● **Problem**
Each line of the data below that includes the string "after" must be copied.

Exercise inputs START

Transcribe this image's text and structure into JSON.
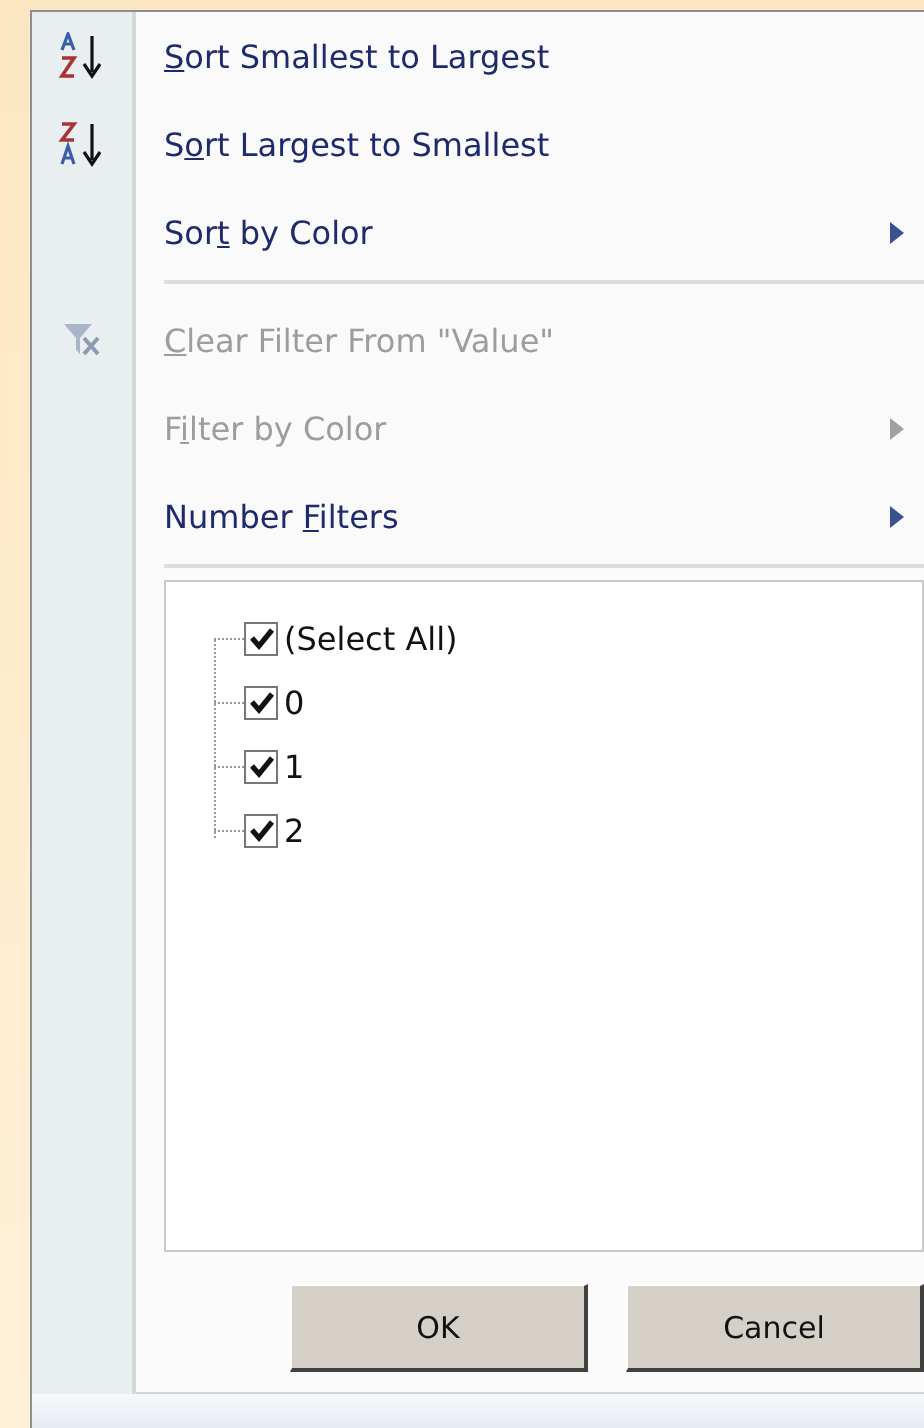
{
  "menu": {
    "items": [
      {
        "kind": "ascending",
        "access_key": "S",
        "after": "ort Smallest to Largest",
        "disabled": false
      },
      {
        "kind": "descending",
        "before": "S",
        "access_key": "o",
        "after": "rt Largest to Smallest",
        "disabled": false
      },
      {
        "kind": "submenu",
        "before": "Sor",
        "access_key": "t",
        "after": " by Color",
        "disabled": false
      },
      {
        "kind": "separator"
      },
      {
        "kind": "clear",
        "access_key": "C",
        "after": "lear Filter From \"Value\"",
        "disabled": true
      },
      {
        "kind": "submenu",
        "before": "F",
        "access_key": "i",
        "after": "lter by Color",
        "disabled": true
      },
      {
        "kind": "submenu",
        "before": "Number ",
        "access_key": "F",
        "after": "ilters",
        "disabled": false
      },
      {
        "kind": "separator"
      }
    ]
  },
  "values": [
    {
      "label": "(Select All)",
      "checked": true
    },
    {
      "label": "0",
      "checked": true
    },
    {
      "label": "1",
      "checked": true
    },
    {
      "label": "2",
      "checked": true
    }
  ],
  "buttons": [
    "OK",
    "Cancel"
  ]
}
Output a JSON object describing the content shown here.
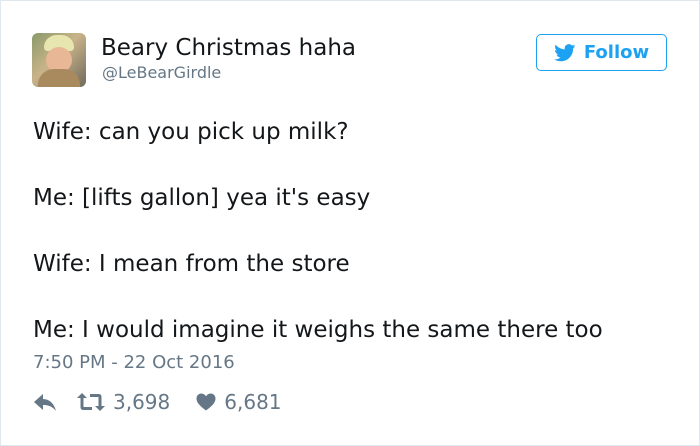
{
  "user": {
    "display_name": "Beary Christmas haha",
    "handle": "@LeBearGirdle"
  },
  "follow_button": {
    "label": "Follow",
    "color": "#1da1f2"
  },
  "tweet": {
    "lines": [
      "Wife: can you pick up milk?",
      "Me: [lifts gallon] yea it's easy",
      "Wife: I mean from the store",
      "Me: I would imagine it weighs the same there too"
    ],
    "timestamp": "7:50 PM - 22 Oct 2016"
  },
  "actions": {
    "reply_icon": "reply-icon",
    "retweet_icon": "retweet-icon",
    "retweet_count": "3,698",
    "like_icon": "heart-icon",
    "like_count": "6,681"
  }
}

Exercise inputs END

● **Solution to the exercise**
        "after": "ort Smallest to Largest",
        "after": "rt Largest to Smallest",
        "after": " by Color",
        "after": "lear Filter From \"Value\"",
        "after": "lter by Color",
        "after": "ilters",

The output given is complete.